Rebecca Ford is one of the most recognisable faces of Warframe. Ford is the director of community and live operations at Digital Extremes, and she hosts the studio’s regular developer streams, keeping the community updated on what’s on the way for Warframe. In-game, however, she’s the ever-present voice of the Lotus, the player’s mysterious guide. Ford has now worked on Warframe for nine years, and says the New War is the proudest she’s ever been of something the studio has made.
“I find myself looking at the depth of this quest, emotionally, creatively, collaboratively,” Ford tells us. “The team has never been bigger, the team has never been through more hardships, in terms of COVID-19 and working from home, and yet somehow, throughout it all, the New War has come together. And it’s taken so much inspiration from the team itself, so for me to look at it in its current state and see what we’re doing, I am just so proud.”
While Warframe has continued to expand over the past few years, Ford says the central story – the player’s own story – hasn’t seen much forward progress since the Sacrifice quest in 2018, in which the Lotus revealed her true form as a Sentient, the malevolent artificial race now poised to invade the Origin System.
“Warframe’s past three years have gone all-in on open-world and Railjack – those things have built the infrastructure for which New War reaps all benefits,” Ford explains.
Ford compares the past three years of expansion in Warframe to a “suburban sprawl,” with new neighbourhoods cropping up and finding their own identities. “Now the mayor’s in town, and that mayor is the New War, and all of these neighbourhoods and all of these aspects of the game are directly related to what the New War has to offer.”
That means there’s “no ambiguity about what matters” once the New War arrives. It’s also going to be an inflection point for players’ journey through Warframe’s narrative. There’s the time before the New War, and post-New War.
Ford uses the term “post-New War world” frequently while discussing the expansion, and while she’s cryptic about what this means specifically, it’s clear the events in the new cinematic quest are going to be pivotal. “We get to continue our game as a service quite deliberately based on what the New War did to you as a player,” she says.
That parallels roughly with how Digital Extremes has had to approach making the New War while working from home during the COVID-19 pandemic. The inability to work together in the London, Ontario studio has pushed the release of the New War back by a year, and Ford says she and the other developers have had to adjust to a lonelier way of life during that time.
“You have no one to look over at and make eye contact with, and just be like, yeah, this is cool – that’s not there, right? And those little human moments are kind of what I think keeps creative people safe from impostor syndrome, and any number of self-doubts. And they’re gone. You have to type out your self-doubt, which makes it even more real – because it’s like you took your self-doubt and turned it into a Slack message – you gave it life.”
Ford is keenly aware of how the pandemic has impacted the Warframe community, too, and she says the increased reliance on videogames in an uncertain world has given the team a troubling sense of responsibility.

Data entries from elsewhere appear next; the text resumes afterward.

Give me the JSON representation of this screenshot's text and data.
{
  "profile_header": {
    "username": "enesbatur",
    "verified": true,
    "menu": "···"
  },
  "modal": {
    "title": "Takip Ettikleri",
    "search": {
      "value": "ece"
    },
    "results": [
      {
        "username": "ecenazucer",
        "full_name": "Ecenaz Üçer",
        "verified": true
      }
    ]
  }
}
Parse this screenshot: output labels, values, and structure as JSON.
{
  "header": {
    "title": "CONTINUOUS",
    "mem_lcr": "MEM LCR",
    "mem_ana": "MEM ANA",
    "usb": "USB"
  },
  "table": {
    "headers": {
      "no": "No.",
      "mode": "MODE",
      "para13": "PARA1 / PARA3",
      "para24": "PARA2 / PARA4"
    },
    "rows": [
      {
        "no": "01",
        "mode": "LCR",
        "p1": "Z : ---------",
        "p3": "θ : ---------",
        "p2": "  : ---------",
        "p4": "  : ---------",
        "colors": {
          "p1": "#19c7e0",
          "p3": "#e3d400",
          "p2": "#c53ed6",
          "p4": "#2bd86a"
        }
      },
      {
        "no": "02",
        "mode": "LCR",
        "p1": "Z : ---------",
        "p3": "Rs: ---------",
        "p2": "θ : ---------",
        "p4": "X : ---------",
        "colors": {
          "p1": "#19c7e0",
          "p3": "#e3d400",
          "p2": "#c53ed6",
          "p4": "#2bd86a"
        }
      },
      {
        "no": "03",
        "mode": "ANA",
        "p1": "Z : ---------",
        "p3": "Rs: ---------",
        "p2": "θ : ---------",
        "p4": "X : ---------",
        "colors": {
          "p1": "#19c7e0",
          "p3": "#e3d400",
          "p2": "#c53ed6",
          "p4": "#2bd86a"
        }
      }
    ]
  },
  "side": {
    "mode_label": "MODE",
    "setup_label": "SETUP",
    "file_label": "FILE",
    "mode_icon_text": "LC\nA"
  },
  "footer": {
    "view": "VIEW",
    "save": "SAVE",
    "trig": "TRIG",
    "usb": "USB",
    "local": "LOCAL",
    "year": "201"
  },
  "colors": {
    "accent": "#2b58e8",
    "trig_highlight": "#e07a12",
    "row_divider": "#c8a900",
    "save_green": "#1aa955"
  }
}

“I think the reality of games as a coping platform, as well as an entertainment platform, hit a peak with the pandemic,” Ford says. “What do people do? Occupy their time with videogames. Knowing people are using something I work on to cope is a blessing and a bit of a burden – because it makes the stakes so much higher if we eff up.
“I don’t think I’ve made my peace with that yet. And if I have made my peace with it, then it hasn’t been in a particularly healthy way, because I really struggle with the pandemic myself.”
The additional time spent on the New War has also allowed Digital Extremes the chance to correct some of those past mistakes, Ford says, including the “unfortunate experience” of 2019’s Railjack launch.
“We kind of lost that understanding,” Ford says. “People didn’t understand how we could have released something like that at the time. Where was what we promised? We spent the better part of this year redoing Railjack from the ground up. It is an entirely new system.”
Some of those fits and starts have been borne out of the fact that there’s nothing else quite like Warframe out there. “I think we’re lucky to have the freedom to be able to course-correct some items that we’ve released,” Ford says. “Now that those things have happened, like that huge Railjack QoL pass, it makes me a lot more confident and optimistic for sure.”
“Creatively, you can never know how people are going to react to your work, but at the very least I know that this is an authentic experience, one that means so much to people,” Ford says. She pauses for a moment to search for the right words. “We’re not following a template. We’re doing our own thing because this is how we want to tell the story. No version of this is derived from some formula: it is the New War.”
The New War expansion for Warframe arrives on December 15.